Content starts

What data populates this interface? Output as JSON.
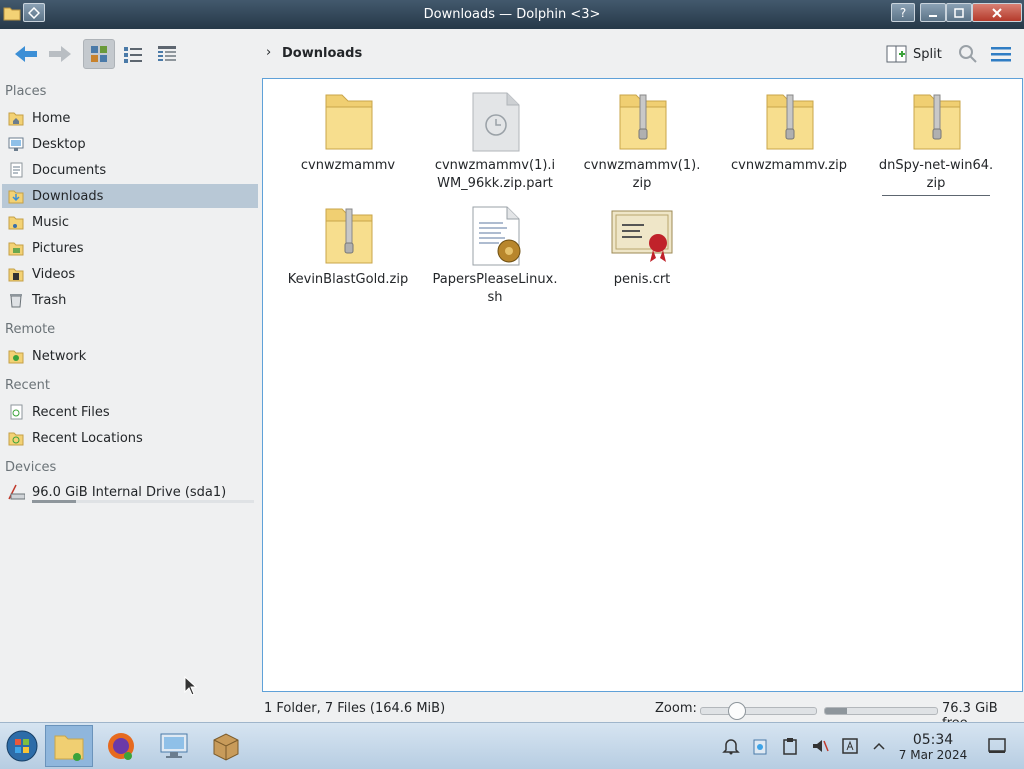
{
  "window": {
    "title": "Downloads — Dolphin <3>"
  },
  "toolbar": {
    "breadcrumb": "Downloads",
    "split_label": "Split"
  },
  "sidebar": {
    "sections": [
      {
        "label": "Places",
        "items": [
          "Home",
          "Desktop",
          "Documents",
          "Downloads",
          "Music",
          "Pictures",
          "Videos",
          "Trash"
        ]
      },
      {
        "label": "Remote",
        "items": [
          "Network"
        ]
      },
      {
        "label": "Recent",
        "items": [
          "Recent Files",
          "Recent Locations"
        ]
      },
      {
        "label": "Devices",
        "items": [
          "96.0 GiB Internal Drive (sda1)"
        ]
      }
    ],
    "selected": "Downloads",
    "drive_usage_fraction": 0.2
  },
  "files": [
    {
      "name": "cvnwzmammv",
      "type": "folder"
    },
    {
      "name": "cvnwzmammv(1).i\nWM_96kk.zip.part",
      "type": "part"
    },
    {
      "name": "cvnwzmammv(1).\nzip",
      "type": "zip"
    },
    {
      "name": "cvnwzmammv.zip",
      "type": "zip"
    },
    {
      "name": "dnSpy-net-win64.\nzip",
      "type": "zip"
    },
    {
      "name": "KevinBlastGold.zip",
      "type": "zip"
    },
    {
      "name": "PapersPleaseLinux.\nsh",
      "type": "script"
    },
    {
      "name": "penis.crt",
      "type": "cert"
    }
  ],
  "status": {
    "summary": "1 Folder, 7 Files (164.6 MiB)",
    "zoom_label": "Zoom:",
    "zoom_fraction": 0.27,
    "free_space": "76.3 GiB free",
    "used_fraction": 0.2
  },
  "taskbar": {
    "time": "05:34",
    "date": "7 Mar 2024"
  },
  "colors": {
    "selection": "#b8c8d6",
    "view_border": "#5fa1d8",
    "folder": "#f3d275"
  }
}
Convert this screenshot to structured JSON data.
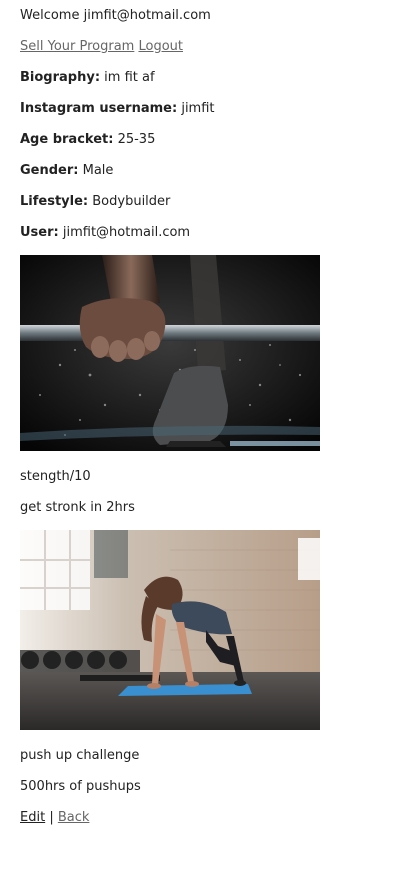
{
  "header": {
    "welcome": "Welcome jimfit@hotmail.com",
    "nav": {
      "sell_label": "Sell Your Program",
      "logout_label": "Logout"
    }
  },
  "profile": {
    "biography": {
      "label": "Biography:",
      "value": "im fit af"
    },
    "instagram": {
      "label": "Instagram username:",
      "value": "jimfit"
    },
    "age": {
      "label": "Age bracket:",
      "value": "25-35"
    },
    "gender": {
      "label": "Gender:",
      "value": "Male"
    },
    "lifestyle": {
      "label": "Lifestyle:",
      "value": "Bodybuilder"
    },
    "user": {
      "label": "User:",
      "value": "jimfit@hotmail.com"
    }
  },
  "programs": [
    {
      "title": "stength/10",
      "description": "get stronk in 2hrs",
      "image_icon": "barbell-deadlift-photo"
    },
    {
      "title": "push up challenge",
      "description": "500hrs of pushups",
      "image_icon": "pushup-gym-photo"
    }
  ],
  "footer": {
    "edit_label": "Edit",
    "separator": "|",
    "back_label": "Back"
  },
  "colors": {
    "text": "#222222",
    "link": "#666666",
    "mat": "#3a8fd0"
  }
}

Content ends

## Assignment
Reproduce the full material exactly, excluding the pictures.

## Response
What data populates this interface? Output as JSON.
{
  "window": {
    "title": "Downloads — Dolphin <3>"
  },
  "toolbar": {
    "breadcrumb": "Downloads",
    "split_label": "Split"
  },
  "sidebar": {
    "sections": [
      {
        "label": "Places",
        "items": [
          "Home",
          "Desktop",
          "Documents",
          "Downloads",
          "Music",
          "Pictures",
          "Videos",
          "Trash"
        ]
      },
      {
        "label": "Remote",
        "items": [
          "Network"
        ]
      },
      {
        "label": "Recent",
        "items": [
          "Recent Files",
          "Recent Locations"
        ]
      },
      {
        "label": "Devices",
        "items": [
          "96.0 GiB Internal Drive (sda1)"
        ]
      }
    ],
    "selected": "Downloads",
    "drive_usage_fraction": 0.2
  },
  "files": [
    {
      "name": "cvnwzmammv",
      "type": "folder"
    },
    {
      "name": "cvnwzmammv(1).i\nWM_96kk.zip.part",
      "type": "part"
    },
    {
      "name": "cvnwzmammv(1).\nzip",
      "type": "zip"
    },
    {
      "name": "cvnwzmammv.zip",
      "type": "zip"
    },
    {
      "name": "dnSpy-net-win64.\nzip",
      "type": "zip"
    },
    {
      "name": "KevinBlastGold.zip",
      "type": "zip"
    },
    {
      "name": "PapersPleaseLinux.\nsh",
      "type": "script"
    },
    {
      "name": "penis.crt",
      "type": "cert"
    }
  ],
  "status": {
    "summary": "1 Folder, 7 Files (164.6 MiB)",
    "zoom_label": "Zoom:",
    "zoom_fraction": 0.27,
    "free_space": "76.3 GiB free",
    "used_fraction": 0.2
  },
  "taskbar": {
    "time": "05:34",
    "date": "7 Mar 2024"
  },
  "colors": {
    "selection": "#b8c8d6",
    "view_border": "#5fa1d8",
    "folder": "#f3d275"
  }
}
Convert this screenshot to structured JSON data.
{
  "header": {
    "welcome": "Welcome jimfit@hotmail.com",
    "nav": {
      "sell_label": "Sell Your Program",
      "logout_label": "Logout"
    }
  },
  "profile": {
    "biography": {
      "label": "Biography:",
      "value": "im fit af"
    },
    "instagram": {
      "label": "Instagram username:",
      "value": "jimfit"
    },
    "age": {
      "label": "Age bracket:",
      "value": "25-35"
    },
    "gender": {
      "label": "Gender:",
      "value": "Male"
    },
    "lifestyle": {
      "label": "Lifestyle:",
      "value": "Bodybuilder"
    },
    "user": {
      "label": "User:",
      "value": "jimfit@hotmail.com"
    }
  },
  "programs": [
    {
      "title": "stength/10",
      "description": "get stronk in 2hrs",
      "image_icon": "barbell-deadlift-photo"
    },
    {
      "title": "push up challenge",
      "description": "500hrs of pushups",
      "image_icon": "pushup-gym-photo"
    }
  ],
  "footer": {
    "edit_label": "Edit",
    "separator": "|",
    "back_label": "Back"
  },
  "colors": {
    "text": "#222222",
    "link": "#666666",
    "mat": "#3a8fd0"
  }
}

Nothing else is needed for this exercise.